Video: How does it look?
Assault on Precinct 13 is presented in 2.35:1 anamorphic widescreen. This not a rehash of the previous disc’s presentation, as a brand new transfer has been struck from the original materials, in a hi-def digital film version, no less. The result is an image that defies the film’s age and low budget roots, one that looks simply excellent in almost all respects. Aside from a couple minor instances, the print is in stellar condition, so grain is almost never seen and debris is infrequent, so the visuals can shine through. The black levels seem more refined too, so detail is enhanced and the film’s images just open up more. And since many previous editions have been murky and overly dark, this brand new treatment is just what fans wanted. So now we have a cleaner, sharper presentation and of course, that is excellent news.
Audio: How does it sound?
An action movie might not sound like the kind of flick for a mono option, but the included soundtrack is more than solid. As you’d expect, some of the more explosive moments come off as a little confined, but overall, this is a good treatment. I didn’t hear much in terms of age related flaws, so hiss, distortion, and the like are minimal. A few muffled sequences surface, but this was a low budget production, so some slack should be allowed. The dialogue is usually clean and easy to understand, while Carpenter’s very cool musical score is smooth and adds a lot to the experience, so I’m glad it sounds good here. Not much else to discuss here, as this is a limited, but effective audio presentation.
Supplements: What are the extras?
As veterans of audio commentaries should know, John Carpenter offers some of the best ones, especially his tracks with Kurt Russell. But while his session here is solid, it fails to be as insightful as his other tracks. He covers a lot of ground here, but seems rather reserved at times, even self critical. So the track is worthwhile for all the information, but don’t expect his usual level of commentary here.

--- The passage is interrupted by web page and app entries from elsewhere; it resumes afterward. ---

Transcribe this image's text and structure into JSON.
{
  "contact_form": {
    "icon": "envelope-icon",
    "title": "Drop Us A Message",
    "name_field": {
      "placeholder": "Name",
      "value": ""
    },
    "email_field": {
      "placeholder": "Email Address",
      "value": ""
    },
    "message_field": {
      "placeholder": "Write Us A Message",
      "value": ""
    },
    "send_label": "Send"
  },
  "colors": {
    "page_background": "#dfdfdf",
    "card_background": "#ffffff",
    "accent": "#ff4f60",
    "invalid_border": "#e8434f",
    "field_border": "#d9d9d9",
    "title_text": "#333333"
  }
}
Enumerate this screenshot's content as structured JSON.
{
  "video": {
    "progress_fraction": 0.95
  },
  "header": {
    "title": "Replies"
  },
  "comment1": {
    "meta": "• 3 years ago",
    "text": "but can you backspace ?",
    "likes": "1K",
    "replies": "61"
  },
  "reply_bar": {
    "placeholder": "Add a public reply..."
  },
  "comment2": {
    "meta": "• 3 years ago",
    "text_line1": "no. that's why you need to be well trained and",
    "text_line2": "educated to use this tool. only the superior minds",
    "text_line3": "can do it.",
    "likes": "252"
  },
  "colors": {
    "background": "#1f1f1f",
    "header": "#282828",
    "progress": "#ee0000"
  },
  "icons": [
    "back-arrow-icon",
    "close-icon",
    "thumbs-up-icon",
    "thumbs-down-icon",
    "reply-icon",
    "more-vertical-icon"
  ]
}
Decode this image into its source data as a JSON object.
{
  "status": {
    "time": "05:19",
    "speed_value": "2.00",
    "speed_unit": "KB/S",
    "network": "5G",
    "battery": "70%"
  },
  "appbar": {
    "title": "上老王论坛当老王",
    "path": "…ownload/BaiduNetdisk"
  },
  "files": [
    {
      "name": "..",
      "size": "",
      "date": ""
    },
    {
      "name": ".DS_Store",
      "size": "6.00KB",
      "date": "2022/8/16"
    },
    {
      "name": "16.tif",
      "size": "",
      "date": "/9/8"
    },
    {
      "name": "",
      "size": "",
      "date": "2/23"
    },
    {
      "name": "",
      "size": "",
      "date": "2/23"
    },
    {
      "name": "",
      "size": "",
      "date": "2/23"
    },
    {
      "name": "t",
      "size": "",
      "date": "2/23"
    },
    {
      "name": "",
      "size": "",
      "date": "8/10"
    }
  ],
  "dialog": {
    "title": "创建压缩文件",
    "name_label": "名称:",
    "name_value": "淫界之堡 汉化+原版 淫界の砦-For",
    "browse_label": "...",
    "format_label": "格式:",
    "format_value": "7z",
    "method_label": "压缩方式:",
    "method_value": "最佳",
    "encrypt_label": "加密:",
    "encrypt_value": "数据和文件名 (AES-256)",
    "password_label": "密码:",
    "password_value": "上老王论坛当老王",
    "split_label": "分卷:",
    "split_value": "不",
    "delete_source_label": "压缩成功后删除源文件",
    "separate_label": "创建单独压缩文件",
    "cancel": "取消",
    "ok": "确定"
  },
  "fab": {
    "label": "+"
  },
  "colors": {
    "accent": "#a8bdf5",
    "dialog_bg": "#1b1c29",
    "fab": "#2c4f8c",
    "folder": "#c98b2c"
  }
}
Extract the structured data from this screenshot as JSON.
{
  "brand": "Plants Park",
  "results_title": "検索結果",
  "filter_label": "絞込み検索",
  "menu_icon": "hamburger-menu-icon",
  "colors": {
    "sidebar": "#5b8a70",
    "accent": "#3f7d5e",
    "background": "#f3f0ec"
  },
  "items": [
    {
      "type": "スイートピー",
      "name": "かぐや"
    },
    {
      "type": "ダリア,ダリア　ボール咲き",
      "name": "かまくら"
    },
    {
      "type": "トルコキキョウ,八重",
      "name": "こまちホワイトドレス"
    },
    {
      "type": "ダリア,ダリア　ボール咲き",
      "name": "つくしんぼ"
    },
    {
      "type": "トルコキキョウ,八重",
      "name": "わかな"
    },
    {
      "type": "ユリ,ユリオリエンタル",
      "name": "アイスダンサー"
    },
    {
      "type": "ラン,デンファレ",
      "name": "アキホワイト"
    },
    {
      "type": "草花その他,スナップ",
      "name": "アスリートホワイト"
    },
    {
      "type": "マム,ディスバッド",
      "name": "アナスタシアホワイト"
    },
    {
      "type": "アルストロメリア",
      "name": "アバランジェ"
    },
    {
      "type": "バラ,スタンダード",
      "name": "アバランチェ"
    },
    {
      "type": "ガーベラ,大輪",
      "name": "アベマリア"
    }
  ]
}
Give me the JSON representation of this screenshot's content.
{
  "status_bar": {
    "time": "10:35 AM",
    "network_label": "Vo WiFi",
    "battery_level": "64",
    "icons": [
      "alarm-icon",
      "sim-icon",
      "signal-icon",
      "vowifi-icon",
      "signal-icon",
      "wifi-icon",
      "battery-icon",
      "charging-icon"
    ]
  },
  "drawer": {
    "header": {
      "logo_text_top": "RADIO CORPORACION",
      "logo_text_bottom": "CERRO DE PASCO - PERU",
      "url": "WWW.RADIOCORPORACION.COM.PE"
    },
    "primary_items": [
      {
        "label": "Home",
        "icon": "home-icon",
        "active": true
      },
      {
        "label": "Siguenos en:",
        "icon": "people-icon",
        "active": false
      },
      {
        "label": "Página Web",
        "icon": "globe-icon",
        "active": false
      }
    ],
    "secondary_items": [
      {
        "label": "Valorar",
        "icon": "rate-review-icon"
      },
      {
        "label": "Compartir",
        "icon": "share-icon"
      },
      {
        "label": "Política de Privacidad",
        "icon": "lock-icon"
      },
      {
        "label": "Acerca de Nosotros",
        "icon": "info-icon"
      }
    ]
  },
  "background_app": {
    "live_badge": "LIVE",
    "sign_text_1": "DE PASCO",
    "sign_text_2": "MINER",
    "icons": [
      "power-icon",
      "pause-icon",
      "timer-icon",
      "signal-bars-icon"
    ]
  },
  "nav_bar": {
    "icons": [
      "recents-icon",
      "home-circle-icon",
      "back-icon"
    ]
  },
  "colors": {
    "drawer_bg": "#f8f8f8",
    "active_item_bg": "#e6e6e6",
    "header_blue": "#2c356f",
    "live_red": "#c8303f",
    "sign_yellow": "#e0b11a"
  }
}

You can also listen to an isolated musical score, which is nice, or view an interview with Carpenter and star Austin Stoker. This disc also includes some radio spots, a selection of still photos, and the film’s theatrical trailer.